Source: By KAREN KELLER, HERALD NEWS (NJ), Wednesday, February 22, 2006
Passaic County Jail inmate prayers — and stomach rumblings — have been heard. Sheriff Jerry Speziale is firing the jail’s meal provider, Aramark, and inmates will take charge of the kitchen come May, Speziale spokesman Bill Maer said. “We can do it as well as them at this point,” he said. The company’s $1.7 million annual contract is being terminated based on poor “quality, service, attentiveness,” Maer said. Jail officials haven’t estimated how much they will save by cooking in-house, but the financial aspect is secondary, Maer said. Inmates said the food is cold, measly in portion size, not varied enough and served on dirty trays, forcing some to pay as much as $200 a month on prepackaged food from the jail’s commissary.
Source: By JAMES GLANZ, New York Times, February 17, 2006
An executive for a company that was hired by Kellogg, Brown & Root, the Halliburton subsidiary, to fly cargo into Iraq for the war effort has pleaded guilty to inflating invoices by $1.14 million to cover fraudulent “war risk surcharges,” a federal district court in Illinois announced Thursday. Charges against the executive, Christopher Joseph Cahill, 51, of Katy, Tex., had been sealed pending his plea agreement, said a spokeswoman for the court, in Rock Island, Ill., where the Army Field Support Command, which administers the Kellogg, Brown & Root contract, is situated. Mr. Cahill served as a regional vice president in Dubai for Eagle Global Logistics, a Houston-based company that won the contract from Kellogg, Brown & Root in 2002, court papers say.
Source: By Michele R. Marcucci, Mercury Register, 02/13/2006 03:10:42 AM

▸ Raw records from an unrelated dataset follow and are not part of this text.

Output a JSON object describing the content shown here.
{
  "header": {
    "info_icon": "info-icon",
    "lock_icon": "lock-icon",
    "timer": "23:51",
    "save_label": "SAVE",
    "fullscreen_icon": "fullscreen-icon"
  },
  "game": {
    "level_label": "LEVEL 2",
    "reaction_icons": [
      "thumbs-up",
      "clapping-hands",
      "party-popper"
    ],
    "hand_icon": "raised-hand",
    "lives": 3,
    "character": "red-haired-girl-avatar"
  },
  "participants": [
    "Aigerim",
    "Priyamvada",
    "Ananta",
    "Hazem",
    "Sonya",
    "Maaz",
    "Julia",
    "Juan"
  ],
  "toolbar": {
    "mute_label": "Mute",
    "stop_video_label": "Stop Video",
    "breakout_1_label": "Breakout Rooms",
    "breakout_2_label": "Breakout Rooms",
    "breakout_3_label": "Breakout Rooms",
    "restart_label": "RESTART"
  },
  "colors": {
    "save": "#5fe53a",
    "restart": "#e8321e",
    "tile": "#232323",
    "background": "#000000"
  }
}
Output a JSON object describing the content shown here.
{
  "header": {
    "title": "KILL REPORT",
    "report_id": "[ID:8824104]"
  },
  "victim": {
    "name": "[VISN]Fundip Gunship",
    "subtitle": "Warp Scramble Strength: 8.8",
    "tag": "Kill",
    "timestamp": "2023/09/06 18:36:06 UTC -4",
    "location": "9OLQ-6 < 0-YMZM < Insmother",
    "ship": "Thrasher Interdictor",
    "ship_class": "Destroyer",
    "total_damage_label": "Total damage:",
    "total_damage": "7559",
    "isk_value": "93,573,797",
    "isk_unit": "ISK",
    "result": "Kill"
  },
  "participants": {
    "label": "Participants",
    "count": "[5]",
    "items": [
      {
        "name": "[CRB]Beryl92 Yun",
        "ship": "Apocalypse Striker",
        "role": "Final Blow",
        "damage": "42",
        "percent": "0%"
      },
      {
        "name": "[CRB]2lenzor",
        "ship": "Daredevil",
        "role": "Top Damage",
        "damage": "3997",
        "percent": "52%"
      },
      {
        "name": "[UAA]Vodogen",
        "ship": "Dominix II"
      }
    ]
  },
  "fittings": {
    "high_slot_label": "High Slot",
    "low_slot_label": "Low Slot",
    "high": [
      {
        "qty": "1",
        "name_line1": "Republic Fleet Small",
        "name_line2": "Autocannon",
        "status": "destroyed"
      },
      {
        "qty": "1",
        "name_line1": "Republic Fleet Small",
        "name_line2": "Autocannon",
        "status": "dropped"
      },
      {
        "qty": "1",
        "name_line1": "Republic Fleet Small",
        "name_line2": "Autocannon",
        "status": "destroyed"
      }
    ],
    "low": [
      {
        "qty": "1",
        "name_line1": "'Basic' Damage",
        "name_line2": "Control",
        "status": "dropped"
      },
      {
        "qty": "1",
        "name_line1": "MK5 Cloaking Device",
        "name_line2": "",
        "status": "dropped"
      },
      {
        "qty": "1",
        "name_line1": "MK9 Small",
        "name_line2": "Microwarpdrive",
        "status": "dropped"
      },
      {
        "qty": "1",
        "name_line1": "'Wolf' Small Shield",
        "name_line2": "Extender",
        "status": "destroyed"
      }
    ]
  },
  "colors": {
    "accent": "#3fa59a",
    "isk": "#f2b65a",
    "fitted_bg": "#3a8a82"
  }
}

…… In December, Alameda County rolled out a new computer system to manage public assistance cases. County officials said the rollout has been a huge success, avoiding many of the pitfalls that have plagued other counties’ rollouts. But advocates and some people affected by the new system beg to differ……. But the new system — CalWIN — which, when fully implemented, will be used by 18 counties, does much of the work that county welfare workers had done by hand. It determines how much assistance a family is eligible for and sends out notices when someone is to be cut off, without a caseworker’s OK. The system, which cost $744 million (including at least $321 million for Electronic Data Systems Corp., which designed it) works well if it has all the information it needs, when it needs it. But if it’s missing information, or if paperwork is input late — due to either a client or worker error — it could cut off a family’s aid.